_Work order_.
Copy out each line containing "Adjust" from the entries below.

_Task material_.

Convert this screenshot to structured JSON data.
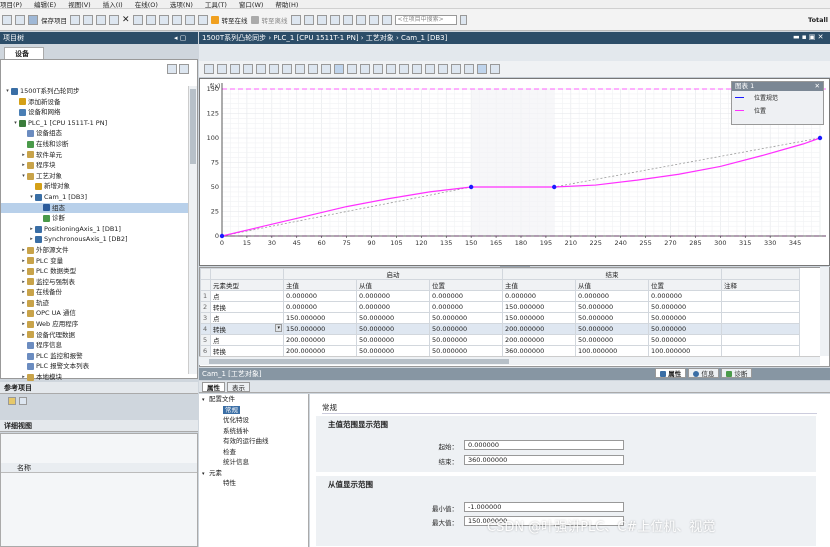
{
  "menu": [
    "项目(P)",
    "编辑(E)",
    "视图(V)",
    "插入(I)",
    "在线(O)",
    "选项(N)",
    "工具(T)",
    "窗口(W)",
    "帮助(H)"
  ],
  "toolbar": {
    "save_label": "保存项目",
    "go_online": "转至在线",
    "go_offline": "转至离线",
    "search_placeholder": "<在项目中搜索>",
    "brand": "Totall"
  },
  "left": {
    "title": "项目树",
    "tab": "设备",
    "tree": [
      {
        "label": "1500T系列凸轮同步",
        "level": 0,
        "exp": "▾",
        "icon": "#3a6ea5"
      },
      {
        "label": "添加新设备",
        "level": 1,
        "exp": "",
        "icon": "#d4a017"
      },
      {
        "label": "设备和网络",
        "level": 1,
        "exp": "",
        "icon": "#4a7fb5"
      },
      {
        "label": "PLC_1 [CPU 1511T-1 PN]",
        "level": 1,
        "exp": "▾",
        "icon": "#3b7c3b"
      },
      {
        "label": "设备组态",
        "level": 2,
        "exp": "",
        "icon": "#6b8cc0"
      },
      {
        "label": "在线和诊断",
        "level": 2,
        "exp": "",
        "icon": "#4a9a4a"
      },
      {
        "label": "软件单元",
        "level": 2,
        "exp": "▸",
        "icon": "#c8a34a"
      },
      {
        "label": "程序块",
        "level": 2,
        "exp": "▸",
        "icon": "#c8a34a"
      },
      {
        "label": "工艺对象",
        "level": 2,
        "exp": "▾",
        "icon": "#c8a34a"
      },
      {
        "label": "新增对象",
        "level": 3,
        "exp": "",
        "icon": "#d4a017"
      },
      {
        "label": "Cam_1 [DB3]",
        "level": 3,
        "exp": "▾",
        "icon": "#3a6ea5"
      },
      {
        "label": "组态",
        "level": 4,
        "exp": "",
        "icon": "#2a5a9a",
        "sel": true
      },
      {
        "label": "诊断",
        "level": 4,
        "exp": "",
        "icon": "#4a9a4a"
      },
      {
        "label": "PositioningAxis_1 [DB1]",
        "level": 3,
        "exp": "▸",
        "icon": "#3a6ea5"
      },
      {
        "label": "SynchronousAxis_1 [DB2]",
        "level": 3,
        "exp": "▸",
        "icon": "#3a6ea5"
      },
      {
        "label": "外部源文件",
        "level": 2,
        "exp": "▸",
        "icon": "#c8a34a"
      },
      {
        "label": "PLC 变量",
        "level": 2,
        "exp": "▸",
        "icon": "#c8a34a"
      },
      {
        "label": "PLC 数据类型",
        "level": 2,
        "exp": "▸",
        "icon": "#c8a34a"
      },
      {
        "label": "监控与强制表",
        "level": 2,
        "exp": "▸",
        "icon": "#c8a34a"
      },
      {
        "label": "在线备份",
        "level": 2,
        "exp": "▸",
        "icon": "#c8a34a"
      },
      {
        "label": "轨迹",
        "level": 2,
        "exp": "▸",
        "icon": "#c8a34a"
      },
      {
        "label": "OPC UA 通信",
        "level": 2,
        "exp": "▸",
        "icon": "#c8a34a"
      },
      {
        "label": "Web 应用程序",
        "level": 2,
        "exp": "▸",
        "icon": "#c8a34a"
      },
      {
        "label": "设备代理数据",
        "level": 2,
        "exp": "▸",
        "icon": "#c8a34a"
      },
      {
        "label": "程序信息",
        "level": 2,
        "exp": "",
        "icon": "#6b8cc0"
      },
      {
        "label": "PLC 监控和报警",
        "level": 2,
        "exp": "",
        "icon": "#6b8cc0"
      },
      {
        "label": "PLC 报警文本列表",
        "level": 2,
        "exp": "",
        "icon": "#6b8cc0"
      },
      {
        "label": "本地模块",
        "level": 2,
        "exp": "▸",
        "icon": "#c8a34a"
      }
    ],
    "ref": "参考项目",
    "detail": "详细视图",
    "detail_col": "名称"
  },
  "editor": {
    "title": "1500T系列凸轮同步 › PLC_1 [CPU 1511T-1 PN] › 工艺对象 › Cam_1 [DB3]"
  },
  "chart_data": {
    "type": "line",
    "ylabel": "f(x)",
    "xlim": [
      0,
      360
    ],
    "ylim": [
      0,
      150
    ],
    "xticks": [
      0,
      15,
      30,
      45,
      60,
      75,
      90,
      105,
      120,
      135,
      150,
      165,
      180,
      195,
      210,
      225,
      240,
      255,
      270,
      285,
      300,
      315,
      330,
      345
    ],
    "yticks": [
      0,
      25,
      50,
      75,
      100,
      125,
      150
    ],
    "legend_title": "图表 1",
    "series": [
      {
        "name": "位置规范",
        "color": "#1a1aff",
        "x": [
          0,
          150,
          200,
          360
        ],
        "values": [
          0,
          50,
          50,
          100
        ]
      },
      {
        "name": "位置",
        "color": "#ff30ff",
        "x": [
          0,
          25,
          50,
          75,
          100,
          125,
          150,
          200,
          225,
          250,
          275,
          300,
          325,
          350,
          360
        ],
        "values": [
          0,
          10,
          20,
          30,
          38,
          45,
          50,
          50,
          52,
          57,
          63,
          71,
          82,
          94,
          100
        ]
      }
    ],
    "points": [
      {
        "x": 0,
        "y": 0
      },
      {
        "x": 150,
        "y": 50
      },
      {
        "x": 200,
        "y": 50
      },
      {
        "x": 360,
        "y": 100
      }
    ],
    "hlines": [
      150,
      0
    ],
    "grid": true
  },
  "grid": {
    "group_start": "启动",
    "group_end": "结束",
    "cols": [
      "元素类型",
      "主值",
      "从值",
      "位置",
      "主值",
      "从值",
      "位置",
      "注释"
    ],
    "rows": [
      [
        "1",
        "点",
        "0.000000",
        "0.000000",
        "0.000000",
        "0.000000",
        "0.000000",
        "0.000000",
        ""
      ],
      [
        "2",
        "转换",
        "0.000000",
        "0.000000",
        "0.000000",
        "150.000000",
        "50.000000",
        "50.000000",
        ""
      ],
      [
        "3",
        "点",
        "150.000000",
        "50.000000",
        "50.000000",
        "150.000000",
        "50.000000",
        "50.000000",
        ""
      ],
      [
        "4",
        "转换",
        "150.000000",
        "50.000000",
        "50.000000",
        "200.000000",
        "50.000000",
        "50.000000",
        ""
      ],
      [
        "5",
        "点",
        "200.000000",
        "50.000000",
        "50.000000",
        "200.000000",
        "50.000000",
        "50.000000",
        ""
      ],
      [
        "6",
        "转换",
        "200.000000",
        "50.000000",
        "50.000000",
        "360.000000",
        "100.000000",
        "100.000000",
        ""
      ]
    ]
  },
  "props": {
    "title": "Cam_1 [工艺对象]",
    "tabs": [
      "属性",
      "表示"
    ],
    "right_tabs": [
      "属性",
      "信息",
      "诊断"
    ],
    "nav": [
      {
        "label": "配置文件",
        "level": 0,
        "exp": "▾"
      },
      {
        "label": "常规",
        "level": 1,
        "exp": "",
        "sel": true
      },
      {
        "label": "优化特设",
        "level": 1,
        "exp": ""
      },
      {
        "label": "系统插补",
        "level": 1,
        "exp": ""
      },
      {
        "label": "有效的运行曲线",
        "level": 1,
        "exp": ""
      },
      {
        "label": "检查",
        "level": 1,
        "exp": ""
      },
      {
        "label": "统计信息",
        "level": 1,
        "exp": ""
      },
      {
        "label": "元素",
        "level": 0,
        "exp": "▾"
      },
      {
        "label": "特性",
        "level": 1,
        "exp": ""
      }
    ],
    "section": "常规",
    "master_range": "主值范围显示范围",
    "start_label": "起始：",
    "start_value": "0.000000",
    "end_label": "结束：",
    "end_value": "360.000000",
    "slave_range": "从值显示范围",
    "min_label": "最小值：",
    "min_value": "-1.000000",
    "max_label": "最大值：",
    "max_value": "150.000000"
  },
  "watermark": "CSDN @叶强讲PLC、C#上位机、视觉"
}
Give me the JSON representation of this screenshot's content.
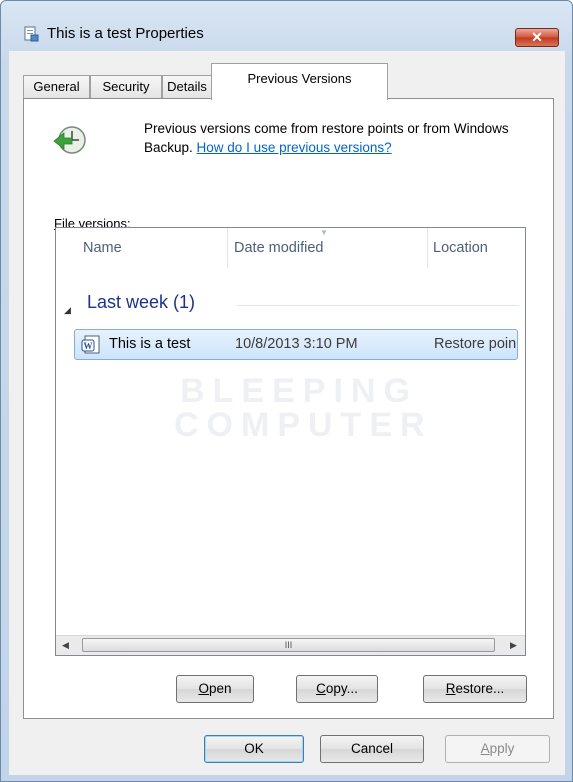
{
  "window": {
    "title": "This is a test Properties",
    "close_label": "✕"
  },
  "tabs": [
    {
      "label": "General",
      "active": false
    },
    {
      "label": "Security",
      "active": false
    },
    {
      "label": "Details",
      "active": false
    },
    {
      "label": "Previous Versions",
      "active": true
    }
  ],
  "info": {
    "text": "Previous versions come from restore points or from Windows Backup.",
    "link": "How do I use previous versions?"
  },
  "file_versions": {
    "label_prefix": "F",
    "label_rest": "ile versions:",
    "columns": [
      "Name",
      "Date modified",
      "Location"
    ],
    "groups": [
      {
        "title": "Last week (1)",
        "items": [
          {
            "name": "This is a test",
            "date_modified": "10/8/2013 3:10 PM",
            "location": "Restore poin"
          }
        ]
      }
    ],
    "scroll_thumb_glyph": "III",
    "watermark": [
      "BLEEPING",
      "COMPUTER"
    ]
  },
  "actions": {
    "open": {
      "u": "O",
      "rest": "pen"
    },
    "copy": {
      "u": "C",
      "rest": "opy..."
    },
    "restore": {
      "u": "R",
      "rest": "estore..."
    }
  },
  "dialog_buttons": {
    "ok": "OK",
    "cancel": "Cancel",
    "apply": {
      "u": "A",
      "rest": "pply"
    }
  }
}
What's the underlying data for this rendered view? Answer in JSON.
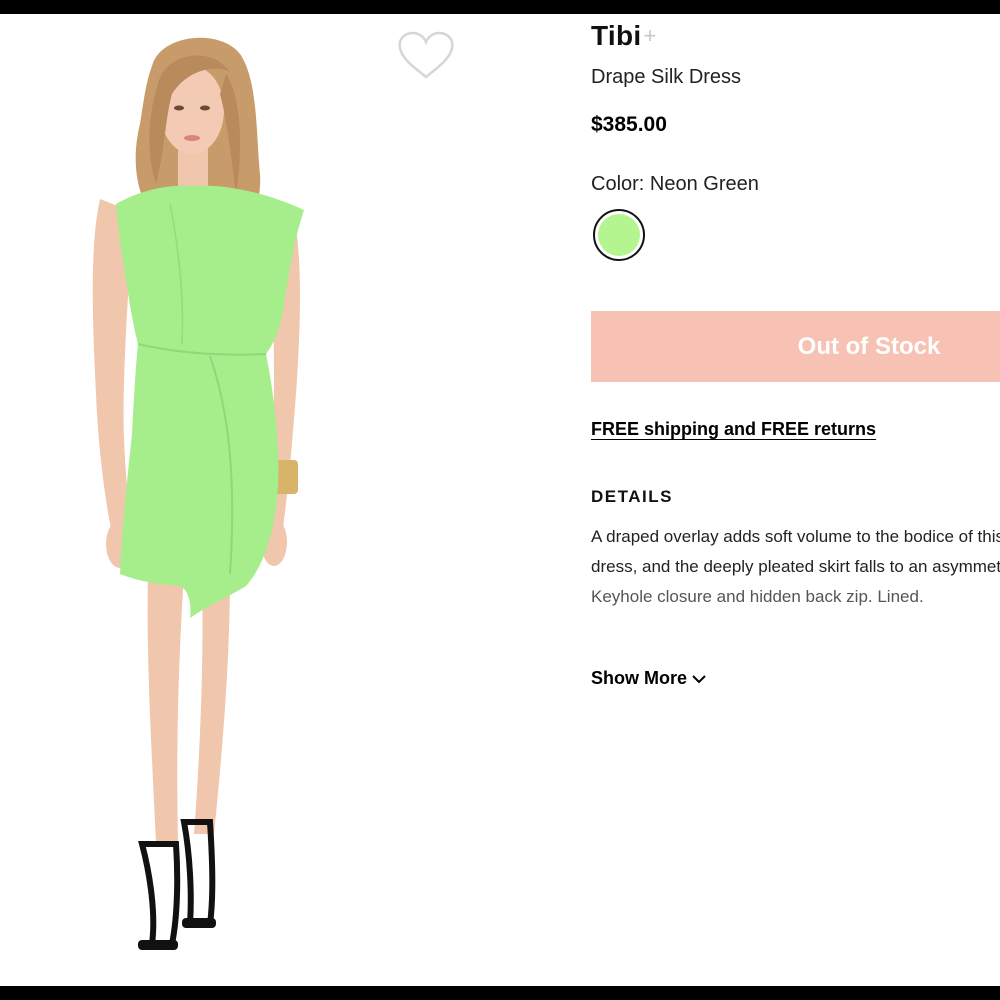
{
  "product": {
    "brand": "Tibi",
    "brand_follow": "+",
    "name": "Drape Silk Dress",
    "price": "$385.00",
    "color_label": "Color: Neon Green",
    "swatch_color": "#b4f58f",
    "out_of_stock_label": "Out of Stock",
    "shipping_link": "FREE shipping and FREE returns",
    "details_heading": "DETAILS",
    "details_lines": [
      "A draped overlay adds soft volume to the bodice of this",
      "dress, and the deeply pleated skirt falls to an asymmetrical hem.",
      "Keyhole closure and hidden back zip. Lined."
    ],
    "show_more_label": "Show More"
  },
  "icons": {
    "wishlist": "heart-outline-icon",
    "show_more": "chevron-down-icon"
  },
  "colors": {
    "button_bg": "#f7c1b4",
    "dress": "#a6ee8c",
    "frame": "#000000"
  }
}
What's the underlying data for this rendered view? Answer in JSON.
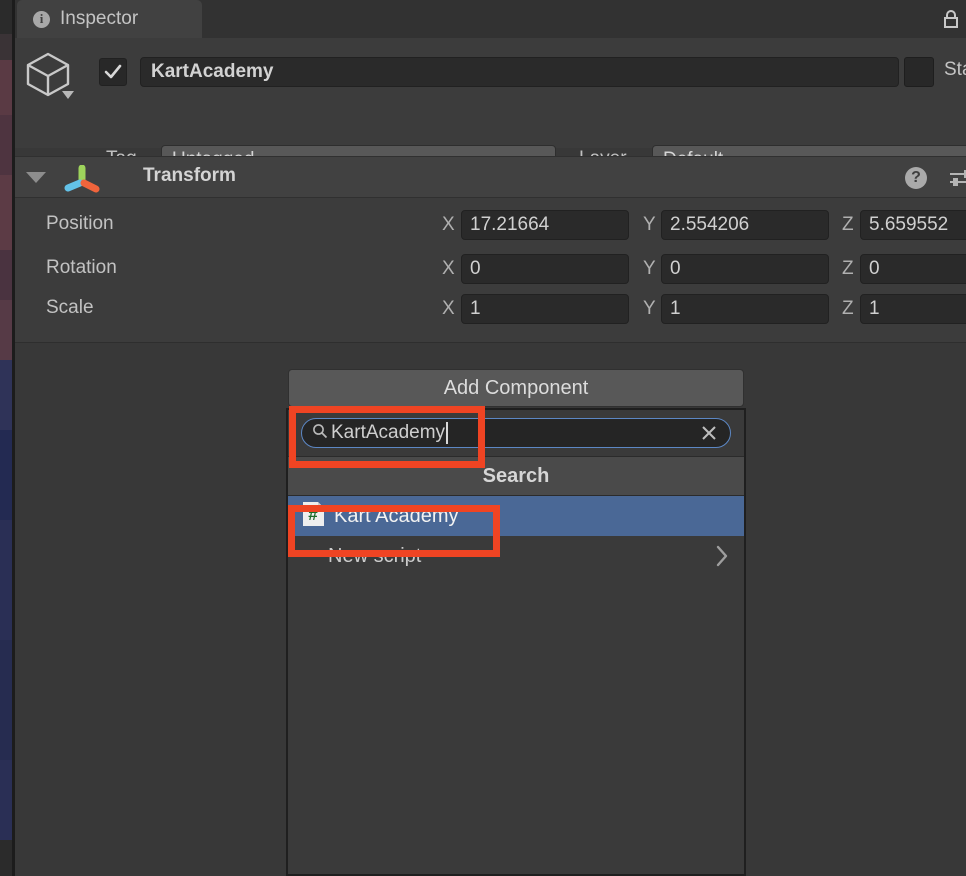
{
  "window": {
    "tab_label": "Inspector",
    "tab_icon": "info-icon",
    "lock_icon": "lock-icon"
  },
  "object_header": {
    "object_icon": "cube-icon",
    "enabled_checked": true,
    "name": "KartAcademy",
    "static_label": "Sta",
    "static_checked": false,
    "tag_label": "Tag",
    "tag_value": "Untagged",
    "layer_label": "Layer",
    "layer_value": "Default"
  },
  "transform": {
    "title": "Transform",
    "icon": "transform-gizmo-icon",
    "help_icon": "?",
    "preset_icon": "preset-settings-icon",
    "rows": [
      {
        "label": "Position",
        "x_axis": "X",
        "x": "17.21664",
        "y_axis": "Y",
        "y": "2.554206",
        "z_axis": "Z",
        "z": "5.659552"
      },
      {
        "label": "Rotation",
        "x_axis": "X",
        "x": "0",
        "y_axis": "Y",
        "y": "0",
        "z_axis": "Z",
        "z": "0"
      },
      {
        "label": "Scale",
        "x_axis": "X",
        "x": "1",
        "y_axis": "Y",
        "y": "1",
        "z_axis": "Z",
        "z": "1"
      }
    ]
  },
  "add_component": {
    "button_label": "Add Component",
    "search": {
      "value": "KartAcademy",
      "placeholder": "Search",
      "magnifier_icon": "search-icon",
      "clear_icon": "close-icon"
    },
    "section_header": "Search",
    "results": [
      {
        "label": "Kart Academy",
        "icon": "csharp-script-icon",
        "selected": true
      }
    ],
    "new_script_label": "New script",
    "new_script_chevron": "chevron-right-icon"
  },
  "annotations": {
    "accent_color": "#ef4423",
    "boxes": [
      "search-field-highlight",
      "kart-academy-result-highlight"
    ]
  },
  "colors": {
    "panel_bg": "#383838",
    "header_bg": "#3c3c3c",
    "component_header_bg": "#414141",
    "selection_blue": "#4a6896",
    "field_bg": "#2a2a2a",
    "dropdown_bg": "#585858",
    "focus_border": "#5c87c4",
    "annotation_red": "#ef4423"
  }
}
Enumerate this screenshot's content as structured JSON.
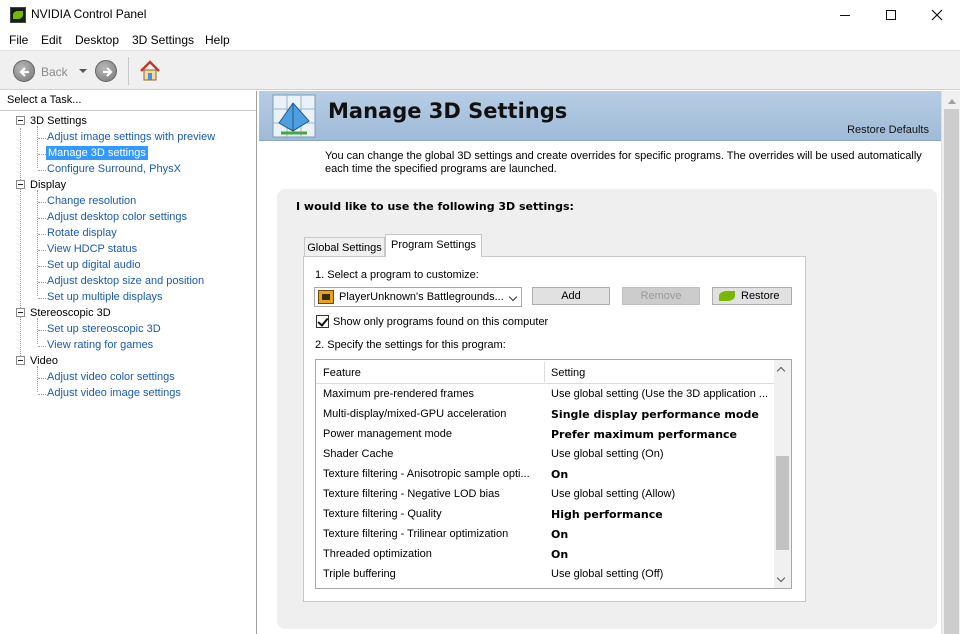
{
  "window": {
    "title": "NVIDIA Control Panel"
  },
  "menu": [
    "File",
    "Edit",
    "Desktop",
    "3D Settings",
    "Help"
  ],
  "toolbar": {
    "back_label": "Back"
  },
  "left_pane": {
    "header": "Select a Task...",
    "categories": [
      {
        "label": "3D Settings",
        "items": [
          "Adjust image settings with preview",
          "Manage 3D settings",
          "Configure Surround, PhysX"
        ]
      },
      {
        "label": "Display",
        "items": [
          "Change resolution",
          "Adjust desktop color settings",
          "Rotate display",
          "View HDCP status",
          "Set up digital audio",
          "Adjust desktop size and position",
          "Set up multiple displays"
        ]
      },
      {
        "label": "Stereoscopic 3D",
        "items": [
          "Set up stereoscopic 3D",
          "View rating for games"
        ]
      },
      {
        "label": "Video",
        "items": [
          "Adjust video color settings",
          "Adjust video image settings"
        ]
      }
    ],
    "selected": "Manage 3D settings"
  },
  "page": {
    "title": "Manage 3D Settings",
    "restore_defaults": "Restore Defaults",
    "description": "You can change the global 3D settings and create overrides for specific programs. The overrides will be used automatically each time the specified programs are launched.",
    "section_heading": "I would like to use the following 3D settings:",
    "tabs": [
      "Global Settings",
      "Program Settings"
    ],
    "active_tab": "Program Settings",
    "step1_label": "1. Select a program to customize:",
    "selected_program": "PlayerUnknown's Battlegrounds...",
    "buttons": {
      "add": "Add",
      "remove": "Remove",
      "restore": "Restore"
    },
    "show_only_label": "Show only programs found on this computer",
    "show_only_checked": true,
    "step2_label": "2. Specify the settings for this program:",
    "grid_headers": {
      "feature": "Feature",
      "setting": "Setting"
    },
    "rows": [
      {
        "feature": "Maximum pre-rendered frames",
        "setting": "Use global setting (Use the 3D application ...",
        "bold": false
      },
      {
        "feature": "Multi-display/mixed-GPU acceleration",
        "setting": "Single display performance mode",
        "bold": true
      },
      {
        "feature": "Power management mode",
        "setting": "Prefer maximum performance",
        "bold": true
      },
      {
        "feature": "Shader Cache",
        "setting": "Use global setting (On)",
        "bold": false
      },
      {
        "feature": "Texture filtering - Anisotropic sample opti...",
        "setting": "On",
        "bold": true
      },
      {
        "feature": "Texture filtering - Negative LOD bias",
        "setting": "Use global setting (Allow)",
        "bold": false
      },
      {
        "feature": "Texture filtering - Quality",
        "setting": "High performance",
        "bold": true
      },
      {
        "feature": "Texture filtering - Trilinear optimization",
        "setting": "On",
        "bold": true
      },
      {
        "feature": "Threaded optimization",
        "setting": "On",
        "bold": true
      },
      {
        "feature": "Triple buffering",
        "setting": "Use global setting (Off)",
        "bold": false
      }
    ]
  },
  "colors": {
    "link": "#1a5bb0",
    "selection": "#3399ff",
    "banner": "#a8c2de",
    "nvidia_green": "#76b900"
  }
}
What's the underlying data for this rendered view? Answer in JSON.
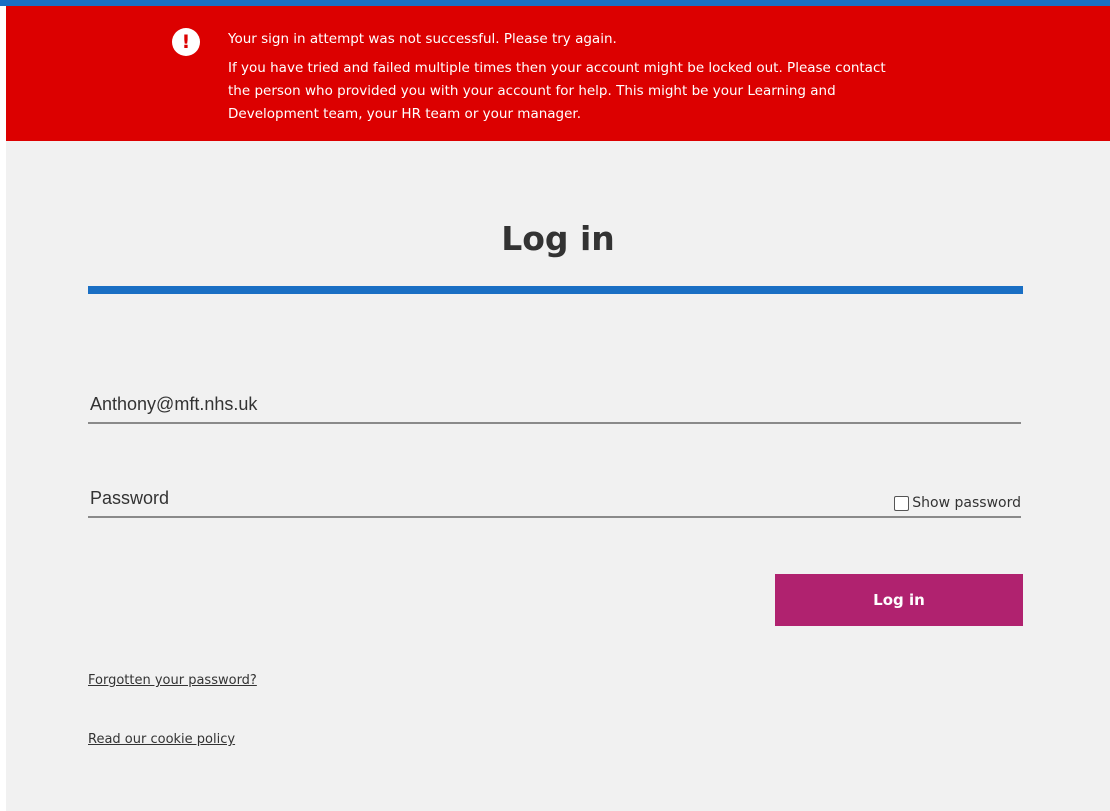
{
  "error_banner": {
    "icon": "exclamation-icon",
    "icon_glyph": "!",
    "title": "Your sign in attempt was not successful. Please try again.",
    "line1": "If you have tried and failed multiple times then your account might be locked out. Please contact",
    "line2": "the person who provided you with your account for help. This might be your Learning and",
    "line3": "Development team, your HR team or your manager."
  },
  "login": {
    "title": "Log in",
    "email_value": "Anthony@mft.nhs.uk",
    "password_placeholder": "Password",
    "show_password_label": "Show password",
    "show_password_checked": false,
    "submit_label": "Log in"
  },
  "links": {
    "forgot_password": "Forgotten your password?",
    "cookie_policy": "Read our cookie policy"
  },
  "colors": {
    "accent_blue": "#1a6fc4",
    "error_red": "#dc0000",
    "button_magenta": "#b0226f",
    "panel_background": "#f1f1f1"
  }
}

_The answer_.
          "Adjust image settings with preview",
          "Adjust desktop color settings",
          "Adjust desktop size and position",
          "Adjust video color settings",
          "Adjust video image settings"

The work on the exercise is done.